National women’s health nonprofit, Women’s Voices for the Earth (WVE), has released independent product-testing results that reveal undisclosed toxic chemicals in tampons. The results of the testing detected carbon disulfide, a known reproductive toxin, in all four brands of tampons that contain rayon. Carbon disulfide is a chemical that is predominantly used in the manufacture of rayon; it was not detected in the all-cotton tampons that were tested.
It is so encouraging (and so important) to see the conversation on periods and period health move into the mainstream. Because that conversation is MOVING the mainstream.
Cleaning product companies each have their own version of what “safe” or what “toxic” means. This inconsistency and confusion is hurting both companies, and most importantly, our health. Enter, The Health First Roadmap...
Did you know that there is such a thing as disinfectant overkill? Or that harsh cleaners have been linked to COPD? What you don't know about cleaning products may surprise you!
In a major victory for consumer and worker right to know, Governor Brown has signed into law a bill that requires manufacturers of a wide array of cleaning products to disclose their ingredients. The Cleaning Product Right to Know Act of 2017 (Senate Bill 258, authored by Senator Ricardo Lara, D-Bell Gardens) requires the ingredients in cleaning products – particularly chemicals whose ability to harm human health or the environment has been recognized by established scientific authoritative bodies – to be listed on both product labels and online. Under this law, the mandatory disclosure also applies to ingredients in fragrance mixtures, which have been tightly-held secrets until now.
Historic legislation was just signed into law in California that requires disclosure of ingredients used in institutional and household cleaning products.
Right to Know Act Mandates Ingredient Disclosures on Labels and Online - In a major victory for consumer and worker right to know, California lawmakers today approved legislation to require manufacturers to disclose the ingredients in home-use and institutional cleaning products. If Gov. Jerry Brown signs the bill, California will once again become a national leader by requiring greater transparency of ingredients in consumer products.
In a move that sets a new industry precedent, the world’s largest consumer products company, Procter and Gamble (P&G), announced it will voluntarily start disclosing all fragrance ingredients in their products.
Women across California are hosting Green Cleaning Parties in support of The Cleaning Product Right to Know Act (SB 258). Introduced by State Sen. Ricardo Lara (D-Bell Gardens), SB 258 will give Californians access to information on hazardous ingredients in the cleaning products they use, including chemicals used in fragrance mixtures—both on the product label and online. If the bill passes, it would be the first such law to take effect in the nation.
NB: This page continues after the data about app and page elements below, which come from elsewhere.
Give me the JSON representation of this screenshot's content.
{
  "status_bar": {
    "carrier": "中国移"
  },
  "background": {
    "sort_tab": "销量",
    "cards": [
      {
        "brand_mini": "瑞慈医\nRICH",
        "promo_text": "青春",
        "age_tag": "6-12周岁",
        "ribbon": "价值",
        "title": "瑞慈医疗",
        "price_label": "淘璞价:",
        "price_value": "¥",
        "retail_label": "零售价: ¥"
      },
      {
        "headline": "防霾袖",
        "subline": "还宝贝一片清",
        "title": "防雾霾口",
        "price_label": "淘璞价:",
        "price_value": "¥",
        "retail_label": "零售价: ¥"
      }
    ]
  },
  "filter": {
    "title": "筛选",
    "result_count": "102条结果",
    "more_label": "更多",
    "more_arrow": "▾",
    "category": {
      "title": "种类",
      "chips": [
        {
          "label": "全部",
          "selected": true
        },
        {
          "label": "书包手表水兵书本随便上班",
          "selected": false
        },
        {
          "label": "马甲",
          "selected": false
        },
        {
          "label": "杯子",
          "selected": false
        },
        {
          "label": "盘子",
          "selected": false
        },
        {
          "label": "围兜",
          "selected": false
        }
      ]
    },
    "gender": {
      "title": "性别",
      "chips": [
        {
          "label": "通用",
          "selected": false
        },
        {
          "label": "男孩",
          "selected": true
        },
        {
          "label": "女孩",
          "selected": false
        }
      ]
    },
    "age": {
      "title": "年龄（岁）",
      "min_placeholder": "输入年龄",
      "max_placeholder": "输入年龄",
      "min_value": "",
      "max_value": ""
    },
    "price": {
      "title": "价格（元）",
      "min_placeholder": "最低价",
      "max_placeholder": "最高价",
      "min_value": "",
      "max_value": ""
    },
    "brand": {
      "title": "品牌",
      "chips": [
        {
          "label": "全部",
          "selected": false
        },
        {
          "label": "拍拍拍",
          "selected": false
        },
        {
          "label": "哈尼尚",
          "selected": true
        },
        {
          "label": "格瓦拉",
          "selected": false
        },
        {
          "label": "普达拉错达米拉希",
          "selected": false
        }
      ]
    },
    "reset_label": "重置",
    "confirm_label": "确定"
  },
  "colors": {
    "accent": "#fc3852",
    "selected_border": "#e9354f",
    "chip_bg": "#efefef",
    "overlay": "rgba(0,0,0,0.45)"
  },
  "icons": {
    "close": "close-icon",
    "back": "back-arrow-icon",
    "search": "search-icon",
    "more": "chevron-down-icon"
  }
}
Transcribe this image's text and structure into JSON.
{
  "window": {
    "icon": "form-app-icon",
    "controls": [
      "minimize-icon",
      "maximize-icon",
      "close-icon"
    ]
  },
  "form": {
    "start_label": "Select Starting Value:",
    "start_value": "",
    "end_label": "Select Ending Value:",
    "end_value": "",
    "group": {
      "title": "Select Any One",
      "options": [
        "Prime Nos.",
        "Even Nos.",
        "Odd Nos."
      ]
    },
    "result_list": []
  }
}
S.C. Johnson announced their next move on the path towards 100% transparency of the ingredients – disclosure of 368 potential skin allergens in their products.